■ **DIRECTIONS FOR THIS TASK**
If a record holds a picture, leave the picture out and restate everything else word for word.

■ **MATERIAL SHOWN**

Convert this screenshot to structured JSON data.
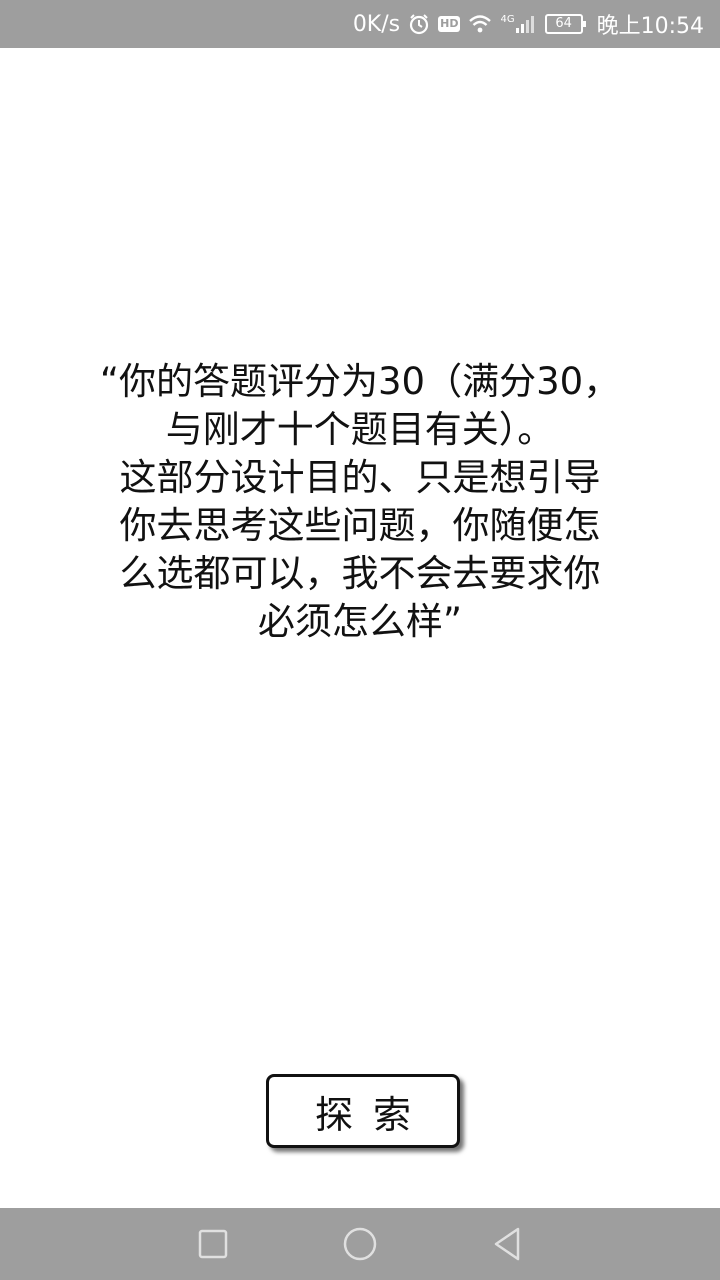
{
  "status_bar": {
    "net_speed": "0K/s",
    "hd": "HD",
    "network_type": "4G",
    "battery": "64",
    "time": "晚上10:54",
    "icons": [
      "alarm-icon",
      "wifi-icon",
      "signal-icon",
      "battery-icon"
    ]
  },
  "main": {
    "message_lines": [
      "“你的答题评分为30（满分30，",
      "与刚才十个题目有关）。",
      "这部分设计目的、只是想引导",
      "你去思考这些问题，你随便怎",
      "么选都可以，我不会去要求你",
      "必须怎么样”"
    ],
    "explore_button_label": "探索"
  },
  "nav_bar": {
    "icons": [
      "recent-apps-icon",
      "home-icon",
      "back-icon"
    ]
  }
}
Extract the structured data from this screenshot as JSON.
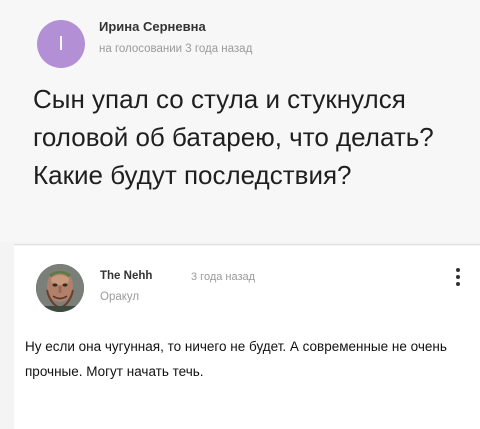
{
  "question": {
    "avatar_letter": "I",
    "author": "Ирина Серневна",
    "meta": "на голосовании 3 года назад",
    "text": "Сын упал со стула и стукнулся головой об батарею, что делать? Какие будут последствия?"
  },
  "answer": {
    "author": "The Nehh",
    "time": "3 года назад",
    "role": "Оракул",
    "text": "Ну если она чугунная, то ничего не будет. А современные не очень прочные. Могут начать течь."
  },
  "icons": {
    "menu": "more-vertical-icon"
  },
  "colors": {
    "question_avatar": "#b38fd6",
    "meta_text": "#9a9a9a"
  }
}
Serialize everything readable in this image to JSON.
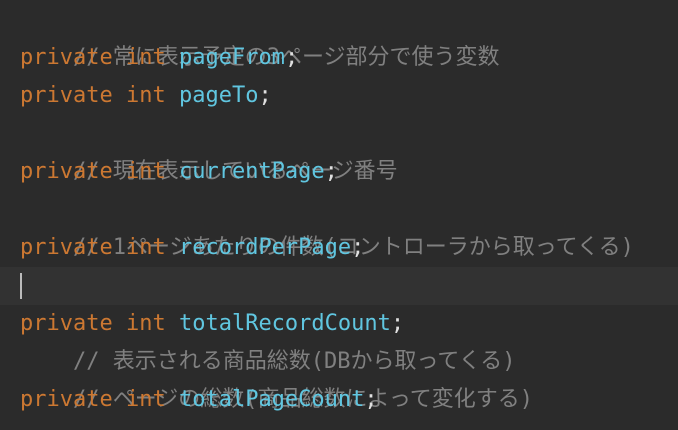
{
  "editor": {
    "lines": [
      {
        "kind": "comment",
        "text": "// 常に表示予定の3ページ部分で使う変数"
      },
      {
        "kind": "code",
        "modifier": "private",
        "type": "int",
        "name": "pageFrom",
        "semi": ";"
      },
      {
        "kind": "code",
        "modifier": "private",
        "type": "int",
        "name": "pageTo",
        "semi": ";"
      },
      {
        "kind": "comment",
        "text": "// 現在表示しているページ番号"
      },
      {
        "kind": "code",
        "modifier": "private",
        "type": "int",
        "name": "currentPage",
        "semi": ";"
      },
      {
        "kind": "comment",
        "text": "// 1ページあたりの件数(コントローラから取ってくる)"
      },
      {
        "kind": "code",
        "modifier": "private",
        "type": "int",
        "name": "recordPerPage",
        "semi": ";"
      },
      {
        "kind": "comment",
        "text": "// 表示される商品総数(DBから取ってくる)"
      },
      {
        "kind": "code",
        "modifier": "private",
        "type": "int",
        "name": "totalRecordCount",
        "semi": ";"
      },
      {
        "kind": "comment",
        "text": "// ページの総数(商品総数によって変化する)"
      },
      {
        "kind": "code",
        "modifier": "private",
        "type": "int",
        "name": "totalPageCount",
        "semi": ";"
      }
    ]
  },
  "colors": {
    "background": "#2b2b2b",
    "current_line": "#323232",
    "comment": "#808080",
    "keyword": "#cc7832",
    "field": "#60c6e0",
    "punctuation": "#e0e0e0"
  }
}
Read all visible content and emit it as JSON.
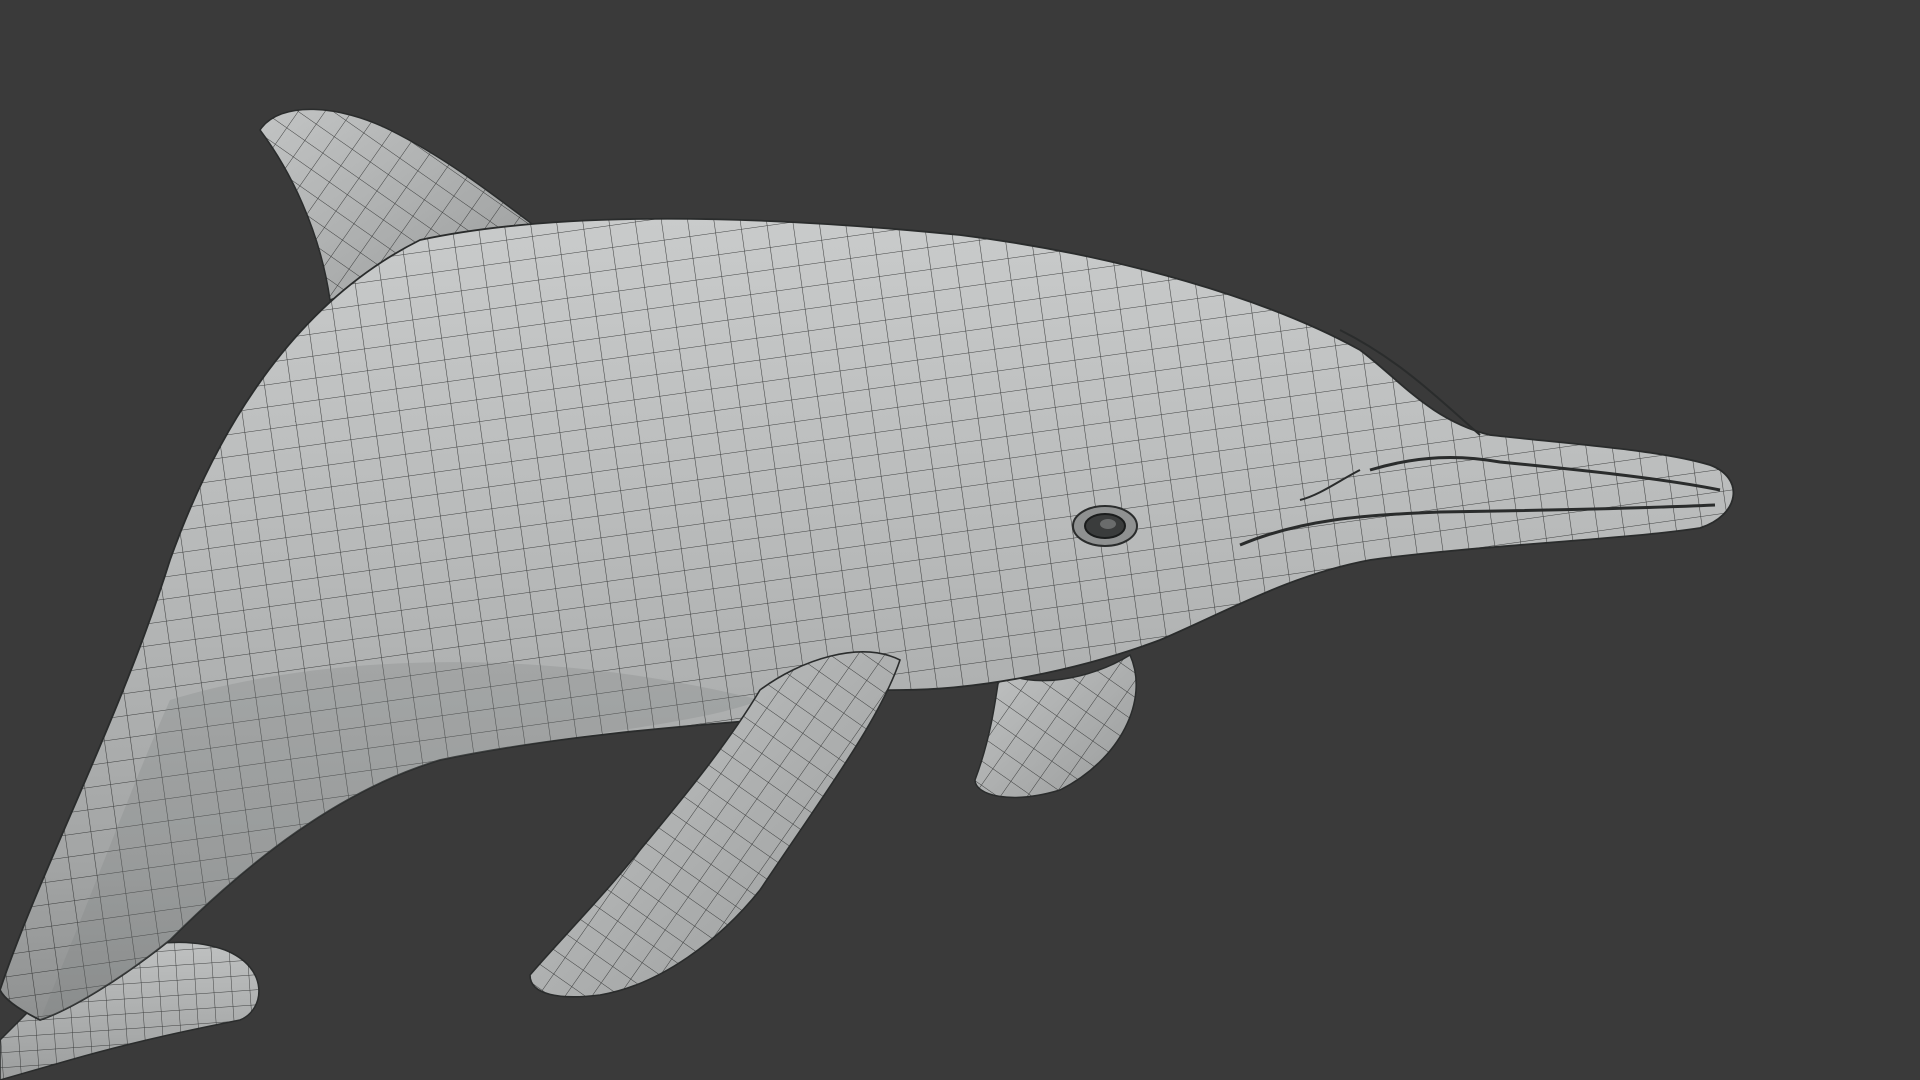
{
  "viewport": {
    "background_color": "#3a3a3a",
    "display_mode": "wireframe-on-shaded",
    "object": {
      "icon": "dolphin-mesh-icon",
      "surface_color": "#b4b6b6",
      "wire_color": "#2a2c2c"
    }
  }
}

■ **SOLUTION TO THIS PROBLEM**
Convert this screenshot to structured JSON data.
{
  "status_bar": {
    "net_speed": "0K/s",
    "hd": "HD",
    "network_type": "4G",
    "battery": "64",
    "time": "晚上10:54",
    "icons": [
      "alarm-icon",
      "wifi-icon",
      "signal-icon",
      "battery-icon"
    ]
  },
  "main": {
    "message_lines": [
      "“你的答题评分为30（满分30，",
      "与刚才十个题目有关）。",
      "这部分设计目的、只是想引导",
      "你去思考这些问题，你随便怎",
      "么选都可以，我不会去要求你",
      "必须怎么样”"
    ],
    "explore_button_label": "探索"
  },
  "nav_bar": {
    "icons": [
      "recent-apps-icon",
      "home-icon",
      "back-icon"
    ]
  }
}
Extract the structured data from this screenshot as JSON.
{
  "question": {
    "avatar_letter": "I",
    "author": "Ирина Серневна",
    "meta": "на голосовании 3 года назад",
    "text": "Сын упал со стула и стукнулся головой об батарею, что делать? Какие будут последствия?"
  },
  "answer": {
    "author": "The Nehh",
    "time": "3 года назад",
    "role": "Оракул",
    "text": "Ну если она чугунная, то ничего не будет. А современные не очень прочные. Могут начать течь."
  },
  "icons": {
    "menu": "more-vertical-icon"
  },
  "colors": {
    "question_avatar": "#b38fd6",
    "meta_text": "#9a9a9a"
  }
}
Serialize everything readable in this image to JSON.
{
  "editor": {
    "lines": [
      {
        "kind": "comment",
        "text": "// 常に表示予定の3ページ部分で使う変数"
      },
      {
        "kind": "code",
        "modifier": "private",
        "type": "int",
        "name": "pageFrom",
        "semi": ";"
      },
      {
        "kind": "code",
        "modifier": "private",
        "type": "int",
        "name": "pageTo",
        "semi": ";"
      },
      {
        "kind": "comment",
        "text": "// 現在表示しているページ番号"
      },
      {
        "kind": "code",
        "modifier": "private",
        "type": "int",
        "name": "currentPage",
        "semi": ";"
      },
      {
        "kind": "comment",
        "text": "// 1ページあたりの件数(コントローラから取ってくる)"
      },
      {
        "kind": "code",
        "modifier": "private",
        "type": "int",
        "name": "recordPerPage",
        "semi": ";"
      },
      {
        "kind": "comment",
        "text": "// 表示される商品総数(DBから取ってくる)"
      },
      {
        "kind": "code",
        "modifier": "private",
        "type": "int",
        "name": "totalRecordCount",
        "semi": ";"
      },
      {
        "kind": "comment",
        "text": "// ページの総数(商品総数によって変化する)"
      },
      {
        "kind": "code",
        "modifier": "private",
        "type": "int",
        "name": "totalPageCount",
        "semi": ";"
      }
    ]
  },
  "colors": {
    "background": "#2b2b2b",
    "current_line": "#323232",
    "comment": "#808080",
    "keyword": "#cc7832",
    "field": "#60c6e0",
    "punctuation": "#e0e0e0"
  }
}
Read all visible content and emit it as JSON.
{
  "viewport": {
    "background_color": "#3a3a3a",
    "display_mode": "wireframe-on-shaded",
    "object": {
      "icon": "dolphin-mesh-icon",
      "surface_color": "#b4b6b6",
      "wire_color": "#2a2c2c"
    }
  }
}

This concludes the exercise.